Look through the records below and copy each line that includes the word "true".

"""

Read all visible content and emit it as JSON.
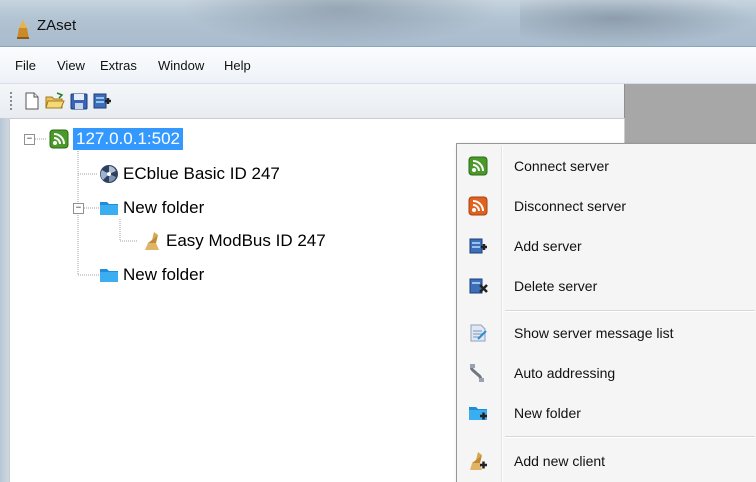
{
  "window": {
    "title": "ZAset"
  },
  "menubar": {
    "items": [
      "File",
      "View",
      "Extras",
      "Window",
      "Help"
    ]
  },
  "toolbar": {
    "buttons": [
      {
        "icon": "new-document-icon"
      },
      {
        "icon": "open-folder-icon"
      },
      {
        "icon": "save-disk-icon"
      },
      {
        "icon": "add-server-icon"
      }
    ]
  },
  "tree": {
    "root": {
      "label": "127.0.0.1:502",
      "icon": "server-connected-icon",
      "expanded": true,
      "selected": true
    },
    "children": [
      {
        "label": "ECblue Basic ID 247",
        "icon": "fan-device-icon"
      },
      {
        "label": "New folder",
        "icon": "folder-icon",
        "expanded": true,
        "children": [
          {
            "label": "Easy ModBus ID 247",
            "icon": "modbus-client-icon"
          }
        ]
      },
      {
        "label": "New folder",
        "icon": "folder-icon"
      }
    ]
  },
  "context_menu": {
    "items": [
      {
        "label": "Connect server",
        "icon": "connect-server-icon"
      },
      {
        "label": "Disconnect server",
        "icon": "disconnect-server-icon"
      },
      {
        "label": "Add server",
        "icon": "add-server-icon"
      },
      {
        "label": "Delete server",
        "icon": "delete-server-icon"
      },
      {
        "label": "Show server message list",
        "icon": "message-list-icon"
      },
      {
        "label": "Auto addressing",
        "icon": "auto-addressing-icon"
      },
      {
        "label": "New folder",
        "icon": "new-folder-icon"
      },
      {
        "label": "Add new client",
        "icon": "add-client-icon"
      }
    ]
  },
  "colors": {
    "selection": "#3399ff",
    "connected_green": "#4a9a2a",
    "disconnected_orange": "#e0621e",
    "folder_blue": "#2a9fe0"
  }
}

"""
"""

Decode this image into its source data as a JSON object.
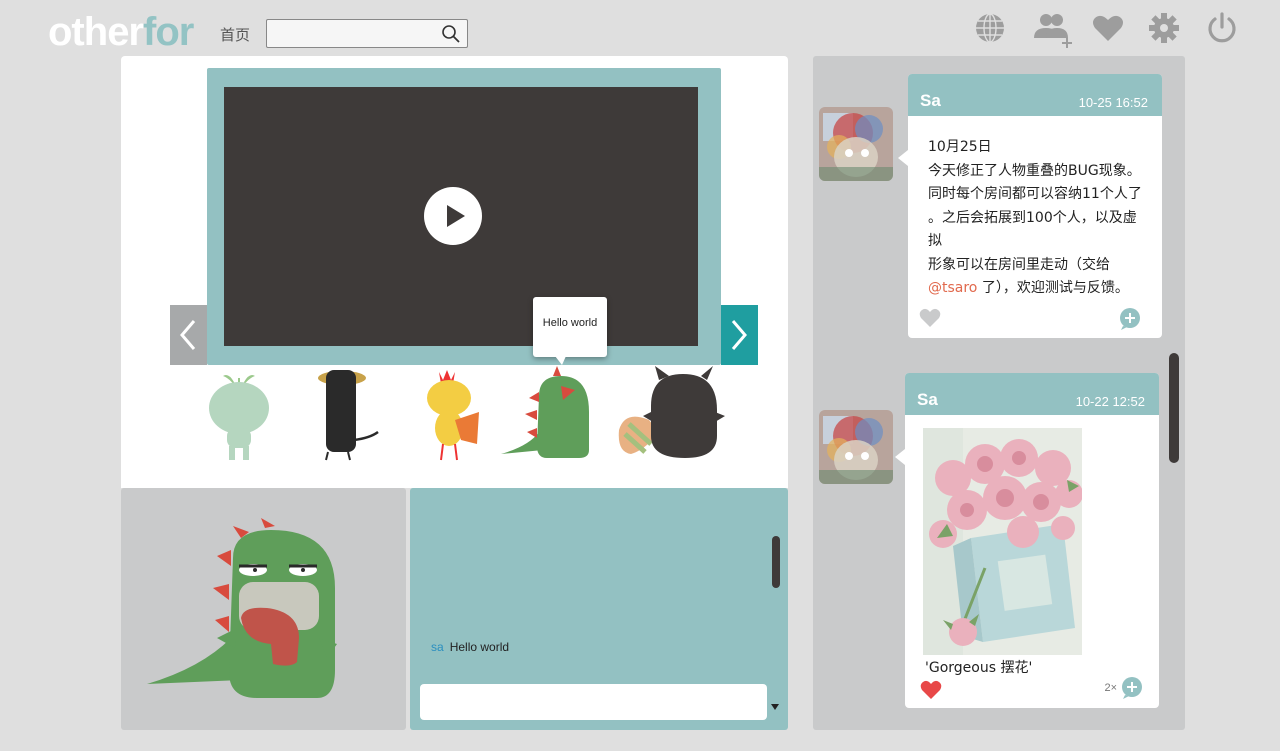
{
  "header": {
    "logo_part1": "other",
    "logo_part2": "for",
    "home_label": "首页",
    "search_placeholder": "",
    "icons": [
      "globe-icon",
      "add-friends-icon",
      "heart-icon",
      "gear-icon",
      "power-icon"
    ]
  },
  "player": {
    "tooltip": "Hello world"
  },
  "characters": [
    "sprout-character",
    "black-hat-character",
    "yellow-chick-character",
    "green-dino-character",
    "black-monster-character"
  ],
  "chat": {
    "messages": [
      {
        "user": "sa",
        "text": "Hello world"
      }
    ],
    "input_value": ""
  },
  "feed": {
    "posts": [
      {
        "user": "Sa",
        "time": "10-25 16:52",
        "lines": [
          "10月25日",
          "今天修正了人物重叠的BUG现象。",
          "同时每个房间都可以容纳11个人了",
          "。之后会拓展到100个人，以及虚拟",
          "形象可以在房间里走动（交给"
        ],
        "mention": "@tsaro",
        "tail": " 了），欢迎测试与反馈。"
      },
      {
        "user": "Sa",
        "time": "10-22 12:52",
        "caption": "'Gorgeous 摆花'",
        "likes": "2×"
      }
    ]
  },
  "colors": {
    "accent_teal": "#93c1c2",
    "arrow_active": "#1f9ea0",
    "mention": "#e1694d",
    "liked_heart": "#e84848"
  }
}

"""

→ WORKED SOLUTION:
      "expanded": true,
      "selected": true
        "expanded": true,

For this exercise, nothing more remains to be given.